Eli Fish project to add seating and an outdoor experience
Zac Condidorio presented a project to expand the offerings, seating and view at Eli Fish Brewing Company during Tuesday’s city Planning and Development meeting.
There would be a wood frame deck, two levels, a patio furnace, brand new canopy to replace the old one, catenary lighting and a brick veneer, said Condidorio of Whitney East Inc. in Rochester. There was only one question neither he nor any committee members knew: was the building on the National Register of Historic Places?
Gray had originally proposed a more elaborate — and costly — “rock cage enclosure as a bench, with some wooden seating” that turned out to be too expensive, Condidorio said.
“He’s eliminated that thought process,” the contractor said. “To make the barrier between the public and the brewery is to have movable planter boxes, and basically, you can move them so that the city can maintain the space in the wintertime.”
There would also be a gate system for people to enter and exit between Jackson Square and the brewery at 109 Main St., Batavia.
Committee Chairman Duane Preston asked about the fire pit that is in the blueprint. That’s “not in my contract,” Condidorio said, “I don’t know what Matt is doing with that.”
Gray, operating under AGRV Properties, Inc. applied for the permit and approval for the approximately $140,000 addition to be built onto the back of Eli Fish and facing Jackson Square. He has also applied for a $20,000 grant from Batavia Development Corp. from its Revolving Loan Fund monies.
BDC’s board and City Council approved the request. Aid from grant funding will allow the applicant to replace the rear, exterior stairs and doors and assist in the cost of adding a large two-level patio attached to the rear of the building.
Condidorio’s building permit application is to construct a wood frame deck with steel frame wall mounted canopy and permanently installed patio furniture with a barrier at the rear of the property. The canopy will be clear roofing material so that the canopy stands out with the decking. There will be some ground level seating, which extends out to the property line, he said, pointing to the enlarged blueprint he displayed for committee members.
Modern catenary lighting, he said, which forms a curve with lights hanging freely from a wire, rope, or chain from two points that are not in the same vertical line, will be featured. Lighting is to flow downward, with no uplighting mapped into the project, he said, emphasizing that it’s to be an industrial style vibe.
Since there are apartments in and around the square, a committee member asked about disturbing neighbors and hours of operation. Condidorio believed Eli was open to 11 p.m., he said, and reviewed the lighting again. According to the company’s online hours, they go to 11 p.m. on Friday and Saturday, and 9 p.m. on other days.

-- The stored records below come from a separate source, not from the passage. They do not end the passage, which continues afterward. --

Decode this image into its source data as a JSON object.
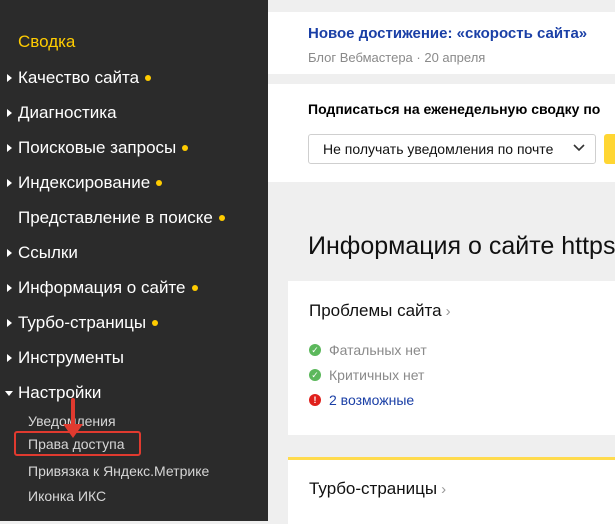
{
  "sidebar": {
    "active_item": "Сводка",
    "items": [
      {
        "label": "Качество сайта",
        "dot": true,
        "expanded": false
      },
      {
        "label": "Диагностика",
        "dot": false,
        "expanded": false
      },
      {
        "label": "Поисковые запросы",
        "dot": true,
        "expanded": false
      },
      {
        "label": "Индексирование",
        "dot": true,
        "expanded": false
      },
      {
        "label": "Представление в поиске",
        "dot": true,
        "expanded": false,
        "no_arrow": true
      },
      {
        "label": "Ссылки",
        "dot": false,
        "expanded": false
      },
      {
        "label": "Информация о сайте",
        "dot": true,
        "expanded": false
      },
      {
        "label": "Турбо-страницы",
        "dot": true,
        "expanded": false
      },
      {
        "label": "Инструменты",
        "dot": false,
        "expanded": false
      },
      {
        "label": "Настройки",
        "dot": false,
        "expanded": true
      }
    ],
    "sub_items": [
      {
        "label": "Уведомления"
      },
      {
        "label": "Права доступа",
        "highlighted": true
      },
      {
        "label": "Привязка к Яндекс.Метрике"
      },
      {
        "label": "Иконка ИКС"
      }
    ],
    "colors": {
      "background": "#2b2b2b",
      "active": "#ffcc00",
      "highlight": "#e03a2f"
    }
  },
  "news": {
    "title": "Новое достижение: «скорость сайта»",
    "meta": "Блог Вебмастера · 20 апреля"
  },
  "subscribe": {
    "label": "Подписаться на еженедельную сводку по",
    "select_value": "Не получать уведомления по почте"
  },
  "page_title": "Информация о сайте https:/",
  "problems": {
    "heading": "Проблемы сайта",
    "rows": [
      {
        "text": "Фатальных нет",
        "status": "ok"
      },
      {
        "text": "Критичных нет",
        "status": "ok"
      },
      {
        "text": "2 возможные",
        "status": "error"
      }
    ]
  },
  "turbo": {
    "heading": "Турбо-страницы"
  },
  "icons": {
    "ok": "check-circle-icon",
    "error": "exclamation-circle-icon",
    "chevron": "chevron-down-icon",
    "arrow": "red-annotation-arrow"
  }
}
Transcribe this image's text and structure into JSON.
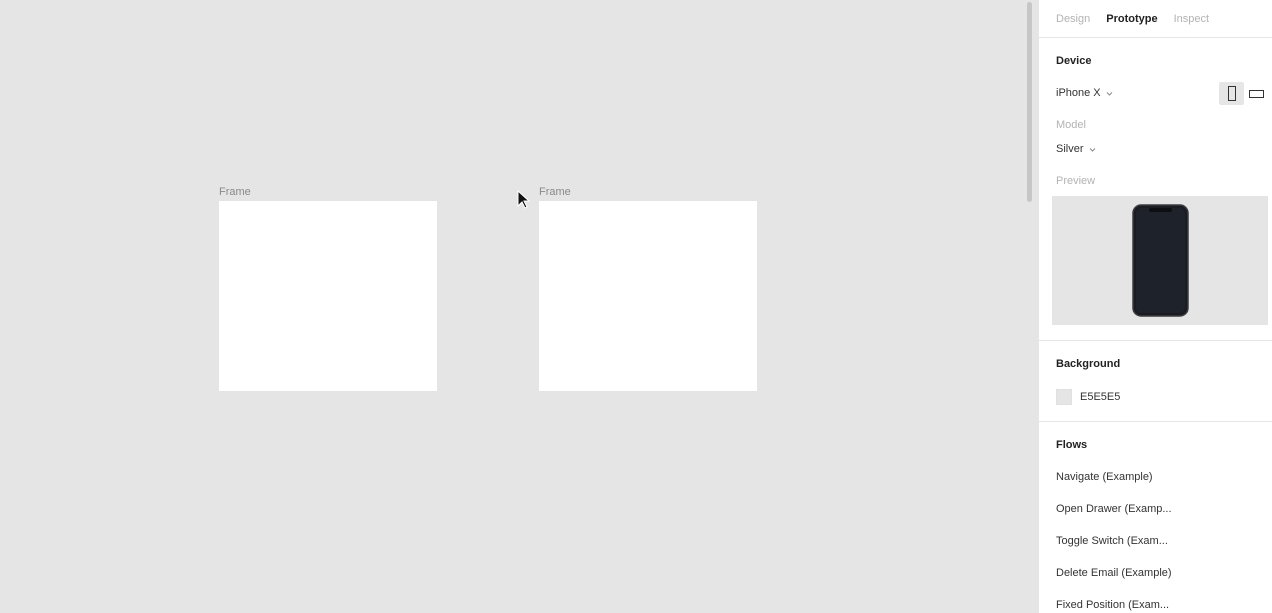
{
  "canvas": {
    "frames": [
      {
        "label": "Frame"
      },
      {
        "label": "Frame"
      }
    ]
  },
  "panel": {
    "tabs": [
      {
        "label": "Design",
        "active": false
      },
      {
        "label": "Prototype",
        "active": true
      },
      {
        "label": "Inspect",
        "active": false
      }
    ],
    "device": {
      "title": "Device",
      "selected": "iPhone X",
      "model_label": "Model",
      "model_value": "Silver",
      "preview_label": "Preview",
      "orientations": [
        "portrait-icon",
        "landscape-icon"
      ]
    },
    "background": {
      "title": "Background",
      "color_hex": "E5E5E5",
      "color": "#e5e5e5"
    },
    "flows": {
      "title": "Flows",
      "items": [
        "Navigate (Example)",
        "Open Drawer (Examp...",
        "Toggle Switch (Exam...",
        "Delete Email (Example)",
        "Fixed Position (Exam..."
      ]
    }
  }
}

Gray, who was not able to make the meeting, was relieved to receive a thumbs-up on the project, except for the historic register question. Turns out he knew the answer.
“Yes it is. It was added to the registry in 2018,” Gray said. “We are excited to be able to move forward with Eli's beer garden in Jackson Square. It is a project that's three years in the making, and (he and partners are happy) to finally get to this point in the project. It will seat up to 60 guests on two levels, half which will be covered.”
Condidorio was anxious and ready to begin work on the patio as soon as possible, he said. Eli Fish should be ready before the next Jackson Square concert series, Gray said.
“We are expecting a May 2023 grand opening on the space,” Gray said.
The Batavian left messages with Preston and Code Enforcement Officer Douglas Randall regarding if and how being on the National Register will alter any of the construction plans or process.
To view the project, click here.
Top photo: Contractor Zac Condidorio shows one of the blueprints of the Eli Fish patio project; the rear space at present to be converted. Photos by Joanne Beck.